> _Exercise_: Note how many lines in the material have "view", and give only that figure.

> _Records to process_:

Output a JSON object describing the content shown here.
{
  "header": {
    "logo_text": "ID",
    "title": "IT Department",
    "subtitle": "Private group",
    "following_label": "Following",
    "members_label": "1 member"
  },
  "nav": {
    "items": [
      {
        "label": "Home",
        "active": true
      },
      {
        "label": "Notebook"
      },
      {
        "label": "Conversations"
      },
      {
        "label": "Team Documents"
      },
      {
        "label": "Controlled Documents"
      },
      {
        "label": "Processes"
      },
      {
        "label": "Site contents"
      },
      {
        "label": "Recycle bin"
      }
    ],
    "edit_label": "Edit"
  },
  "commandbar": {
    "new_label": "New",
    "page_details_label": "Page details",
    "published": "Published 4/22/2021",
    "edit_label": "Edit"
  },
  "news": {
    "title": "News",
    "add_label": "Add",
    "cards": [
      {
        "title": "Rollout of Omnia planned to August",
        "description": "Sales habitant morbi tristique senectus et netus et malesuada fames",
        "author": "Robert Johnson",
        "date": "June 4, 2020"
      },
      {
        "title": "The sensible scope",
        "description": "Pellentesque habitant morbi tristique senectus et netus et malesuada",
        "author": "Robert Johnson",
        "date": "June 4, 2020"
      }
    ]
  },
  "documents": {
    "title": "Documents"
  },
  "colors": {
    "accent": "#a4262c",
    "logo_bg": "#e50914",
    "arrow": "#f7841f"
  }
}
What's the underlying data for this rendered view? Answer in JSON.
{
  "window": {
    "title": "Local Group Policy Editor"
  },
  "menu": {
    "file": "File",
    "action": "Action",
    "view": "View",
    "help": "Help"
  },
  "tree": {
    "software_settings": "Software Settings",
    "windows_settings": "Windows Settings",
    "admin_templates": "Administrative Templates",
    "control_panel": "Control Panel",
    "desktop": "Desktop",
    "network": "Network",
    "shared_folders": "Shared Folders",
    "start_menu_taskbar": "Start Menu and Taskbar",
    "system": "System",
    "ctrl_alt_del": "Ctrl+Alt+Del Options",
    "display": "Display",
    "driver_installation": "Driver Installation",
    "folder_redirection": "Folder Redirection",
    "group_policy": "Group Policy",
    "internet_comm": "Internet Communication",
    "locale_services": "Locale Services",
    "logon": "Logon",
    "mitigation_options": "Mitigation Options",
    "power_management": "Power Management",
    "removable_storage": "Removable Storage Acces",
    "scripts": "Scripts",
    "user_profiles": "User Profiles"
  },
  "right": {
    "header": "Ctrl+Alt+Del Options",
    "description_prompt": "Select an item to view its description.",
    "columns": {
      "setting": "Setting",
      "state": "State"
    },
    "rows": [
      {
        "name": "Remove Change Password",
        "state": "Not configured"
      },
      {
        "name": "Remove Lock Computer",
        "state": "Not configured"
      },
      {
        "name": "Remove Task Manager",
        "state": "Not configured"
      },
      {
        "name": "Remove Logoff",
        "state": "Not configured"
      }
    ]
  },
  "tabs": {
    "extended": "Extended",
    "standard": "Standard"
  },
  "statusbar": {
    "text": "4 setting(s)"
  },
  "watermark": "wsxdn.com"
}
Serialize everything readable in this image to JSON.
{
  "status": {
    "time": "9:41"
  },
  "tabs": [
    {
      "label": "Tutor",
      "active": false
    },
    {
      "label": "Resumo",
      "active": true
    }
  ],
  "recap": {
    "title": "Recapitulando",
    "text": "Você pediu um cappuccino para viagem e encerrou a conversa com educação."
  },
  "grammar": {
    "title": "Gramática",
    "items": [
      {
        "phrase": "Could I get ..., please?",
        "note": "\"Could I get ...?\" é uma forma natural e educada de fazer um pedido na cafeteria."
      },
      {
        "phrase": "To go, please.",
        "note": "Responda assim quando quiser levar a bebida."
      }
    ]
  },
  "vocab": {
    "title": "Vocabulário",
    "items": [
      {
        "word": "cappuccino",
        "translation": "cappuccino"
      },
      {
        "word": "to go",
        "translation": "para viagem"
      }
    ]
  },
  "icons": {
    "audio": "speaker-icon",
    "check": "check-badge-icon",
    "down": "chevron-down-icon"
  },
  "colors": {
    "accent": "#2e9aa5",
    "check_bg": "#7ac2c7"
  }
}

> _Answer_: 3